The Oregon PSC has traditionally allocated four full-time employees to its Research and Emerging Issues Unit. The unit's mission is to "advance policy discussions and Commission decisions concerning current and emerging issues that impact utilities and service providers regulated by the Oregon PSC and their customers."
Issue #3 - The Public Mandate
As nearly all PSCs are appointed by governors or through the state legislature, commissioners face mounting pressures to understand the public perceptions on these topics and respond with action.
Over the last twenty years, the proliferation of the internet and social media has amplified the voice of community members directed at utilities, and in turn amplified their criticism. As such, commissioners have a more direct view of the issues and concerns shared by the public.
One example of an overarching frustration heard by commissioners is deposit requirements for service activations. While sometimes viewed as a protective tool, to many community members, deposit requirements impact low-income account holders disproportionally. In many cases, when a deposit is required for service activation with one utility, such as an electric company, it's usually required by other utilities as well, like water and gas companies. These expenses can feel overwhelming to customers facing the additional expenses that occur when relocating.

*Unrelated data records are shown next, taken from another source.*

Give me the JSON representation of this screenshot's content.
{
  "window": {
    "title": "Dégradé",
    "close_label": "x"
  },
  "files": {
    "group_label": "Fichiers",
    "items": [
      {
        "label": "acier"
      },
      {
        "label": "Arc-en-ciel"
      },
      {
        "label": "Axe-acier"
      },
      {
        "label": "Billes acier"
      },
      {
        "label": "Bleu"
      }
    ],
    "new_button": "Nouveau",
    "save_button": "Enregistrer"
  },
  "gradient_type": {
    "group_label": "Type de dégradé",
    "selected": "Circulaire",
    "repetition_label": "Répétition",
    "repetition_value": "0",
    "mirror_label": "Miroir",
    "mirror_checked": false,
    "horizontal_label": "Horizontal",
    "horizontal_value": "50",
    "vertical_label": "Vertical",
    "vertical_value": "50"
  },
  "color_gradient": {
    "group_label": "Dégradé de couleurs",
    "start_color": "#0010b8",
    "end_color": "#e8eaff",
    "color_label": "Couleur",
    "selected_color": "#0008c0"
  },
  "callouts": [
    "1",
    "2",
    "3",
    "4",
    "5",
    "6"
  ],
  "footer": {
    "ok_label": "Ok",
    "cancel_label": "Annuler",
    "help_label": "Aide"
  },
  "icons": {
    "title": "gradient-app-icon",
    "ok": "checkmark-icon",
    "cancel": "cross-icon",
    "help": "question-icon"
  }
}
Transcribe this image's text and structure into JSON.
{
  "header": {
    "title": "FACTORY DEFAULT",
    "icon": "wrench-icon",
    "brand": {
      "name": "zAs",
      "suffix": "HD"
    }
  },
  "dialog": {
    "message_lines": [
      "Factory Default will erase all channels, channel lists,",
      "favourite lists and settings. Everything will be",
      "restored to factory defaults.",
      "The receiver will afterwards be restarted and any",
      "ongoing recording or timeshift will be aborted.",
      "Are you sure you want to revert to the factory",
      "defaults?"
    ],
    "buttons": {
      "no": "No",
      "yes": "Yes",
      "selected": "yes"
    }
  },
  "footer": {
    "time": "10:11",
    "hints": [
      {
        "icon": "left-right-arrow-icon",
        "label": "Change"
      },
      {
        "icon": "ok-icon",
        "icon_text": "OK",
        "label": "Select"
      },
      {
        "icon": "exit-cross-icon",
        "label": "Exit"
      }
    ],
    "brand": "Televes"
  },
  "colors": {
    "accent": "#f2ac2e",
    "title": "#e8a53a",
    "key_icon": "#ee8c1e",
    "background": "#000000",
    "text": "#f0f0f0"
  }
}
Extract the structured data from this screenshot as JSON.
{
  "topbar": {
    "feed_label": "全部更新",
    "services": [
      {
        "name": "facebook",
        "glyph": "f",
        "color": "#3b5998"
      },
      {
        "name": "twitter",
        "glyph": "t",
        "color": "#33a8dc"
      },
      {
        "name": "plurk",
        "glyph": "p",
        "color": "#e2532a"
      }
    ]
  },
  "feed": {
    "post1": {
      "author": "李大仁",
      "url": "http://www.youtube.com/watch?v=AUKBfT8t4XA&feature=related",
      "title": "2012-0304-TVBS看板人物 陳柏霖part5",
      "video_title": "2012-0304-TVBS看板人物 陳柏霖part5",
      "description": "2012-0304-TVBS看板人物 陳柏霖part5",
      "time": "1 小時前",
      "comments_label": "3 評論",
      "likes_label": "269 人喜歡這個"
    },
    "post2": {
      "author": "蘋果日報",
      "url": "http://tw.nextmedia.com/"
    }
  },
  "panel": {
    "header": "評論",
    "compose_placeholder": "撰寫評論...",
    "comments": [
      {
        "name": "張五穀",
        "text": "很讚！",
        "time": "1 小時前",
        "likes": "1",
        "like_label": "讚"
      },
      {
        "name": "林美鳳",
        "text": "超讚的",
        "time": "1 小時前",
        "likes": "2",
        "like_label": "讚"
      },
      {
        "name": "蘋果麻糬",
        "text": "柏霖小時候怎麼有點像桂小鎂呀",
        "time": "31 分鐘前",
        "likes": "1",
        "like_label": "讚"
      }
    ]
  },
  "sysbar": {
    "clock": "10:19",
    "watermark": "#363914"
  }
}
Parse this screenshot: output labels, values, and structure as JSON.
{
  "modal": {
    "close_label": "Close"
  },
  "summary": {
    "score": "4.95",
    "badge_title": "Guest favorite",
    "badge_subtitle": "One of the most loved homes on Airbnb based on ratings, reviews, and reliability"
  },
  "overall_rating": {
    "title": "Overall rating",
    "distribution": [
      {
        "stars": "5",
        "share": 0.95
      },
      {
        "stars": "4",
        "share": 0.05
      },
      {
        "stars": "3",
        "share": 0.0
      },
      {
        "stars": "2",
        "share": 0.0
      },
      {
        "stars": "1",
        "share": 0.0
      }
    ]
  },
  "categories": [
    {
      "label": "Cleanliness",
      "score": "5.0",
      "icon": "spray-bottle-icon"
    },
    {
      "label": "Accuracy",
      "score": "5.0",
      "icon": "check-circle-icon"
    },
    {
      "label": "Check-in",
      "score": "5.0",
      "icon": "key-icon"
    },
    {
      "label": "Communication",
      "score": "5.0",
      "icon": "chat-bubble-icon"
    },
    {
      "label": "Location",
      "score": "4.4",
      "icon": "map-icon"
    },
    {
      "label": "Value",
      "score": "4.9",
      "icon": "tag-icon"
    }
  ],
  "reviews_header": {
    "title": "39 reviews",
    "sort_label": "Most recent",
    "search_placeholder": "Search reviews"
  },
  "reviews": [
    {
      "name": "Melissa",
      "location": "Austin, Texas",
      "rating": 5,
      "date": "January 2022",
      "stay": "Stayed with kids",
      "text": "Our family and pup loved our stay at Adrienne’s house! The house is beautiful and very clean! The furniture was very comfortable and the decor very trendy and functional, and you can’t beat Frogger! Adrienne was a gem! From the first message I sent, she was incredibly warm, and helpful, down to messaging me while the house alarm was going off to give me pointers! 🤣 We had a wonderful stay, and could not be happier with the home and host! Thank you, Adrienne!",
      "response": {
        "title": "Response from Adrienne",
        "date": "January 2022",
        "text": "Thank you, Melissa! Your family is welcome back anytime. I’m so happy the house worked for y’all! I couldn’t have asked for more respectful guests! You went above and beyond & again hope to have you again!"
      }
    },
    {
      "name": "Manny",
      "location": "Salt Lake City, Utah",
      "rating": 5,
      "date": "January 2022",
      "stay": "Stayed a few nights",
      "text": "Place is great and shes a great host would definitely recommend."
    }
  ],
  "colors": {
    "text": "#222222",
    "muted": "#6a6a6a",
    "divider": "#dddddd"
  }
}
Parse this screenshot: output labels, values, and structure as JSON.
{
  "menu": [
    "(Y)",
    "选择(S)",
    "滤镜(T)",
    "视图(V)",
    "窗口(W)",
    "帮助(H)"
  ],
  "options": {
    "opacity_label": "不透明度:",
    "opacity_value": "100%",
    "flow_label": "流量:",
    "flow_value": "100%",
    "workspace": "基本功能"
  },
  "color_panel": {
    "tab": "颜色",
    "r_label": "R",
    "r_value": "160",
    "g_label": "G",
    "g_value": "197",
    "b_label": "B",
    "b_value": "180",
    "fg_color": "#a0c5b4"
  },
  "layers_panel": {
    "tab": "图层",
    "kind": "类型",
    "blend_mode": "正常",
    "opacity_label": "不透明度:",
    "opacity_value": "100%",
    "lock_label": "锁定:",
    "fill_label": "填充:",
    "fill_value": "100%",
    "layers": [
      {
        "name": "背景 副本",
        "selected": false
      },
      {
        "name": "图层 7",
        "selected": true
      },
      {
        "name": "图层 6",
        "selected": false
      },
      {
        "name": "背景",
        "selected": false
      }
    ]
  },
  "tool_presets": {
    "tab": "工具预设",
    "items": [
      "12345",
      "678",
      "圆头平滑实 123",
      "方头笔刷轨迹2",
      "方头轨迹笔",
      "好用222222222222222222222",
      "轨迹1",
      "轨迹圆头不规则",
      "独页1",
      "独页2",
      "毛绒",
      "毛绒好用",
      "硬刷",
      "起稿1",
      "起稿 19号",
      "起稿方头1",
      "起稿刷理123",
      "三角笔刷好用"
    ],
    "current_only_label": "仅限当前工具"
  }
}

Commissioners recognize that many customers lack an understanding of the triggers that dictate a deposit requirement or the conditions to satisfy a deposit return. With this in mind, commissioners have been open to meeting with industry partners offering alternative tools that satisfy these requirements. In doing so, commissioners are playing an essential role in reducing fractures between community members, utilities, and elected officials.
Policymakers should consider updating the definition of public interest through statute to include modern public needs. They should couple this with a review and recommendations of services that advance the broader needs of the public.
Examples of Success:
Since 2016 numerous commissioners have expressed interest in utilities offering an alternative deposit solution, such as the Deposit Alternative Plan (DAP). DAP assist low-income account holders by:
Offering a deposit option: the traditional fully refunded deposit; or DAP, a non-refundable charge, typically 40% to 50% less than the value of conventional deposits, to customers at the time of the account activation.
Account-holders selecting DAP enroll at the time of account activation.
If a DAP enrollee defaults on their account, Deposit Alternatives reimburses the utility up to 125% of the conventional deposit amount.
In offering the Deposit Alternatives Plan, electric companies lessen a burden many low-income customers struggle to overcome when activating services.
PSC Requirements for the 21st Century
PSCs are uniquely positioned to champion policies to support emerging public demands. But they need the right tools and resources to do the job effectively.
The need for modernization is urgent; the decisions that PSCs across the United States make today will shape the nation's energy-related strategies over the next decade and beyond.
About Deposit Alternatives
Deposit Alternatives, founded in 2016, is a leading innovator in the utility industry. Drawing on over seventy combined years of expertise in the utility and financial sectors, Deposit Alternative has disrupted the world of utility deposits to provide better service and greater customer satisfaction with innovative deposit solutions across the US.